They mate beak-to-beak
The larger Pacific striped octopus is one of the few known gregarious octopuses. These octopuses can live together, even in close quarters, without eating or otherwise maiming each other.
This tolerance carries through to their mating habits. "They mate beak-to-beak, mouthpart-to-mouthpart," says Ross, who has witnessed numerous mating sessions. This is bizarre, because octopuses' sharp and strong beaks are their most dangerous weapons.
In this unusual position, a pair of octopuses will spread their arms out together, so that the suckers seem to touch. "That's a really, really strange thing," says Ross.
The larger Pacific striped octopus has a close cousin, the imaginatively-named lesser Pacific striped octopus. These are much more typical. "The male jumps on top of [the female's] mantle, away from her arms," says Ross. "It's an amazingly quick movement, in case she's in a bad mood or something. Then they mate, and he moves away as fast as he can."
When octopuses mate there are 16 arms to keep track of
No one knows why the larger Pacific striped octopus is so much more sociable than other species. Its apparent oddity reminds us that we don't really understand octopus sex in general. Why would such a voracious, antisocial animal mate so intimately?

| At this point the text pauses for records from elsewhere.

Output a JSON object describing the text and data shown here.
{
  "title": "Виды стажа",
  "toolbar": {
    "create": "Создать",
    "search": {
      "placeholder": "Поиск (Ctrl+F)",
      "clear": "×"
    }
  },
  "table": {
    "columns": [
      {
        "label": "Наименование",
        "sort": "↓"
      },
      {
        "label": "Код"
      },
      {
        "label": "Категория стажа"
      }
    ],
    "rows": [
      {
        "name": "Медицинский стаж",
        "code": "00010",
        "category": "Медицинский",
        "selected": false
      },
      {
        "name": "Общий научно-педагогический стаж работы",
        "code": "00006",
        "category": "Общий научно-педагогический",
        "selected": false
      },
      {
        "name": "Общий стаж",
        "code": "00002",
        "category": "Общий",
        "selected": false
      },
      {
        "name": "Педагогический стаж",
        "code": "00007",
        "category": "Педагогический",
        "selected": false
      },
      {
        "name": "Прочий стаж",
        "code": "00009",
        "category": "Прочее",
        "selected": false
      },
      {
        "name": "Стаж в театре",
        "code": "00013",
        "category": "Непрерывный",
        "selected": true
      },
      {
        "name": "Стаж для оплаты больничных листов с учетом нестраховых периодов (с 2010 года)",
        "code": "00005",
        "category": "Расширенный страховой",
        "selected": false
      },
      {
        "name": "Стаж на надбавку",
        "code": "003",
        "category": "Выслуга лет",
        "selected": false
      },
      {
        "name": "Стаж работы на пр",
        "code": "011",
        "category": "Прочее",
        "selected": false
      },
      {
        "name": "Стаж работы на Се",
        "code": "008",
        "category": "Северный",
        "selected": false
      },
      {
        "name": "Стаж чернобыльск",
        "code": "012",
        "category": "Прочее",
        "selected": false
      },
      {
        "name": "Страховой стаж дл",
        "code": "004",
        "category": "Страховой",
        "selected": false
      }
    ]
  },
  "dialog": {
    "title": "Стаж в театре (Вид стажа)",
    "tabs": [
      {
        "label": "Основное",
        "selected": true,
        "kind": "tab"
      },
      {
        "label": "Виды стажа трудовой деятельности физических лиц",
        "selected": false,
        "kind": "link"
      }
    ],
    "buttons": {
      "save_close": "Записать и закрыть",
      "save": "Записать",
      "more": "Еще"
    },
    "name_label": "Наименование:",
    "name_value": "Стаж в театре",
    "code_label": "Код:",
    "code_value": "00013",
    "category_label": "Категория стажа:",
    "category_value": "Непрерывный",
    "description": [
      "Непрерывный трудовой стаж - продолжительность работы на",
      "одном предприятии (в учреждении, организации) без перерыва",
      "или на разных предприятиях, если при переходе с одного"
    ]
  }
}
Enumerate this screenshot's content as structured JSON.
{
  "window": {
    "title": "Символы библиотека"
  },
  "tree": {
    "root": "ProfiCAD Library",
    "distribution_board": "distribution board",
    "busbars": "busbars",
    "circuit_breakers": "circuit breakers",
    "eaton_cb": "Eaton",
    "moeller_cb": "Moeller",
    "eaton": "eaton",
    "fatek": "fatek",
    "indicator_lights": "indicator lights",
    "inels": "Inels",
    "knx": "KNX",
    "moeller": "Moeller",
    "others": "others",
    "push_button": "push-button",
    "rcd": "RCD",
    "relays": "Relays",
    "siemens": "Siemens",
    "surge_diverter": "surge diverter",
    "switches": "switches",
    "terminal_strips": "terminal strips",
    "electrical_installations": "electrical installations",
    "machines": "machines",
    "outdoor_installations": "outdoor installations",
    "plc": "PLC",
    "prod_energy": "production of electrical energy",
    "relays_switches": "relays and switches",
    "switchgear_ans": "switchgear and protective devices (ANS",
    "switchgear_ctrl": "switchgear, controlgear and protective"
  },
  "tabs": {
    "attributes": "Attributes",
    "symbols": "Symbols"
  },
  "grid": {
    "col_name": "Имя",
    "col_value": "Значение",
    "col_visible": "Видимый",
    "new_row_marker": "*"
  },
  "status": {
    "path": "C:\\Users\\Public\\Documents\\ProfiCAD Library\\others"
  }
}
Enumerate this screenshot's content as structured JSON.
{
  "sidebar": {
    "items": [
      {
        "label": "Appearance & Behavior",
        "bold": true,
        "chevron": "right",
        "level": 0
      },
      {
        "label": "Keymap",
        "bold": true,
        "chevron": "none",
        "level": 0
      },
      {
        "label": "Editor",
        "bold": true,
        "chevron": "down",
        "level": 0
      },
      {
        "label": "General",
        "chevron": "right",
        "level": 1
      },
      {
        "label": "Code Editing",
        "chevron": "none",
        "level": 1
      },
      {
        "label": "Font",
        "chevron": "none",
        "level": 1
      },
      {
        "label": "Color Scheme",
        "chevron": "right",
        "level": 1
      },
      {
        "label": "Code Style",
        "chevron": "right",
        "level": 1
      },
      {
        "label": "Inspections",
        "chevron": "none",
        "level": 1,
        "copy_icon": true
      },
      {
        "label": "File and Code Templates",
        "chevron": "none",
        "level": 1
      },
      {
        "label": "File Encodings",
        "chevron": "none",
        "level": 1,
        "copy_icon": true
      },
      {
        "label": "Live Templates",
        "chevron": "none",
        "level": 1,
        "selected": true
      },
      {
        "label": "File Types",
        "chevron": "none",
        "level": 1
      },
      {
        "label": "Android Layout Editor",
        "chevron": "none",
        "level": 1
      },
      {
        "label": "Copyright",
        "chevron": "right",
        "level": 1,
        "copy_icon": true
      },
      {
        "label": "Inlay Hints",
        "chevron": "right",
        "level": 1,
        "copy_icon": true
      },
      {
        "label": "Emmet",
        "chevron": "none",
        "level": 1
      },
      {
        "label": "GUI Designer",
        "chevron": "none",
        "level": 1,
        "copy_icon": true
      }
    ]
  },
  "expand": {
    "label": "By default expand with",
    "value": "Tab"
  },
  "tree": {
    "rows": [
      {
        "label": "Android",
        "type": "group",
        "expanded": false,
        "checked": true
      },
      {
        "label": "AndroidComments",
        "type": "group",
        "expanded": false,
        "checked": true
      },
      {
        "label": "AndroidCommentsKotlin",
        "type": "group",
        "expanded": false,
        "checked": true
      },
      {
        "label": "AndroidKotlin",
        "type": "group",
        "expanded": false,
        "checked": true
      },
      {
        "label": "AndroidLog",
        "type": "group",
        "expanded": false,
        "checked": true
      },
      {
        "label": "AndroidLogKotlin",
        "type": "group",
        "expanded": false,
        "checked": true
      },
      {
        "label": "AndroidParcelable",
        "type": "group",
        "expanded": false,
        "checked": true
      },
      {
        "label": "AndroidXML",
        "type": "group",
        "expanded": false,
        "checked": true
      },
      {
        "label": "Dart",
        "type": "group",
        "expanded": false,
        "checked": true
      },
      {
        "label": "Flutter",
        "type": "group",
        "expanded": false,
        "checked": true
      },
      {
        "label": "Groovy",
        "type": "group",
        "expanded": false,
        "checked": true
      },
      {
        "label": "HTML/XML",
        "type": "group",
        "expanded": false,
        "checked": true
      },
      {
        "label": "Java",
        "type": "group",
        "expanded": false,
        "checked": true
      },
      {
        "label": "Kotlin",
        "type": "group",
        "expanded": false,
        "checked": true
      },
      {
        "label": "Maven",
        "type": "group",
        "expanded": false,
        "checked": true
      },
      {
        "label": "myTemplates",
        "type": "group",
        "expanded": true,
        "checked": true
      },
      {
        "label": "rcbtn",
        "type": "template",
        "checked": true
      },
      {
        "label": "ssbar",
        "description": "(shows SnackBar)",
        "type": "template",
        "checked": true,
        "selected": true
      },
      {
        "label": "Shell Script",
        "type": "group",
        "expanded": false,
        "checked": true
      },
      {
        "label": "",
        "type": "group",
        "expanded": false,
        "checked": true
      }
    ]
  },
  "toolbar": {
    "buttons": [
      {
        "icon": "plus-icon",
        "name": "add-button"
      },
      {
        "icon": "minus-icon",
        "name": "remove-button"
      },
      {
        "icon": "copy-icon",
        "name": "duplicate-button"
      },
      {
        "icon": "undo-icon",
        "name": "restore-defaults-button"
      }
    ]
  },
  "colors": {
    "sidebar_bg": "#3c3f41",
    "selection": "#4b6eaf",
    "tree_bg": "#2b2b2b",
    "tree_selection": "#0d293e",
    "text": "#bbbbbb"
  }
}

Perhaps, despite the scale of the sexual cannibalism, few enough males meet their doom at their mates' hands, er, arms - and enough of them manage to pass on sperm. If that's the case, there might not be much evolutionary pressure on the males to evolve a safer way to mate.
"No one's really worked all of this out," says Mather. That may be in part because only a handful of species have been studied so far. "We have a vague understanding of mating in about a dozen shallow-water octopuses," Huffard says. "That leaves over 275 shallow-water species to go, and all of the deep-water species." Those deep-water octopuses might hold evolutionary clues to what early octopus sex looked like.
It may be some time before we truly understand why octopuses have sex the way they do. Part of the problem is that they are extraordinarily difficult to study. There are the obvious problems that they live underwater and are masters of camouflage. But even more challenging, when octopuses do get together there are 16 arms to keep track of. "It's really difficult to see what's going on," says Ross.